Riding an e-scooter on the pavement, in pedestrian-only zones, or in one-way streets against the direction of traffic is also not allowed and can land you a fine of between €15 and €30.

However, e-scooters are allowed on one-way or no-entry roads which have a “cyclists free” sign.

A no-entry sign with a “cyclists free” sign underneath. This sign also applies to e-scooters. Photo: picture alliance / dpa | Jens Kalaene

Which traffic light rules apply to electric scooters?

E-scooter riders have to abide by traffic lights just like motorists, and the fine for ignoring a red light on an e-scooter is between €60 and €180.

However, if there is also a traffic light for bicycles, e-scooter riders can follow this one instead.

Is there an alcohol limit for electric scooters?

Yes, the same alcohol limits for motorists apply to electric scooter riders.

This means that anyone who drives with a blood alcohol level of between 0.5 to 1.09 is liable for a fine of €500, a 1-month driving ban and 2 points on their driving license.

It’s a criminal offence to ride an electric scooter with a blood alcohol concentration of at more than 1.1, as is causing an accident with a blood alcohol level of more than 0.3.

Under 21s must be completely alcohol free – with a blood alcohol level of 0.0 – to ride an e-scooter.

Where can e-scooters be parked?

E-scooters can be parked at the roadside, on the pavement and in pedestrian zones with designated e-scooter parking areas. However, e-scooters must be parked in such a way that they don’t obstruct or endanger pedestrians or other road users. 

Parked e-scooters in Stuttgart. Photo: picture alliance/dpa | Christoph Schmidt

Which rules are there for e-scooter owners?

If you’ve upgraded from renting to owning your own scooter, there are certain requirements you have to be aware of. 

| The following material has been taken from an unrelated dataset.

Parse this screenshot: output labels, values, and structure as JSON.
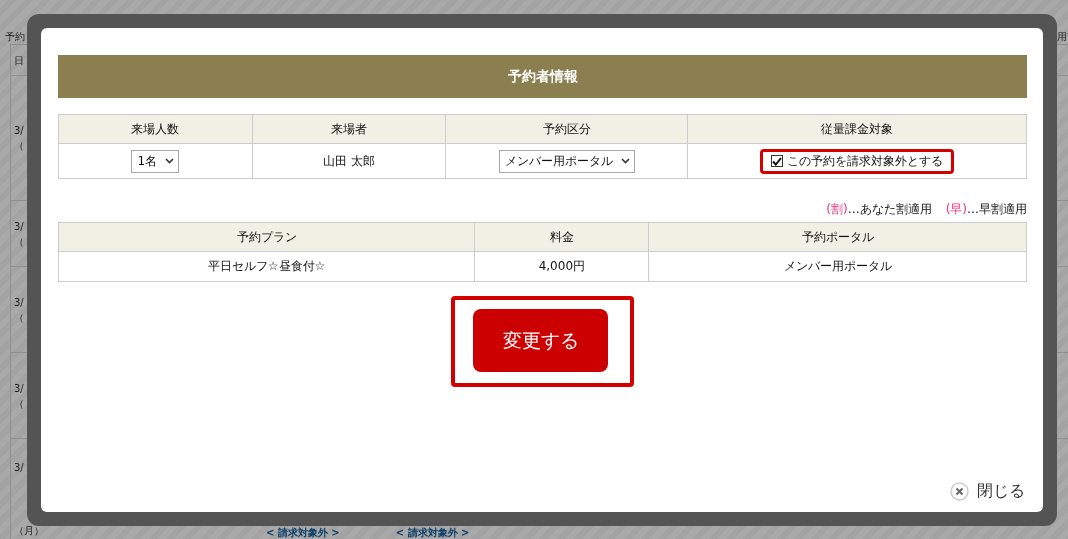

Firstly, it’s mandatory to have liability insurance and a special sticker (similar to a license plate) stuck to the scooter to show that it is insured.

READ ALSO: German words you need to know: Haftpflichtversicherung

E-scooter owners also have to make sure that they have two independently working brakes and lights. 

Which other rules should I be aware of?

As with driving a car or cycling, you are not allowed to use your mobile phone while riding an e-scooter (which is pretty challenging anyway). If you’re caught doing so, you’ll get a €100 fine and a point on your driving license. 

It’s not mandatory to wear a helmet when riding an e-scooter, though it is recommended.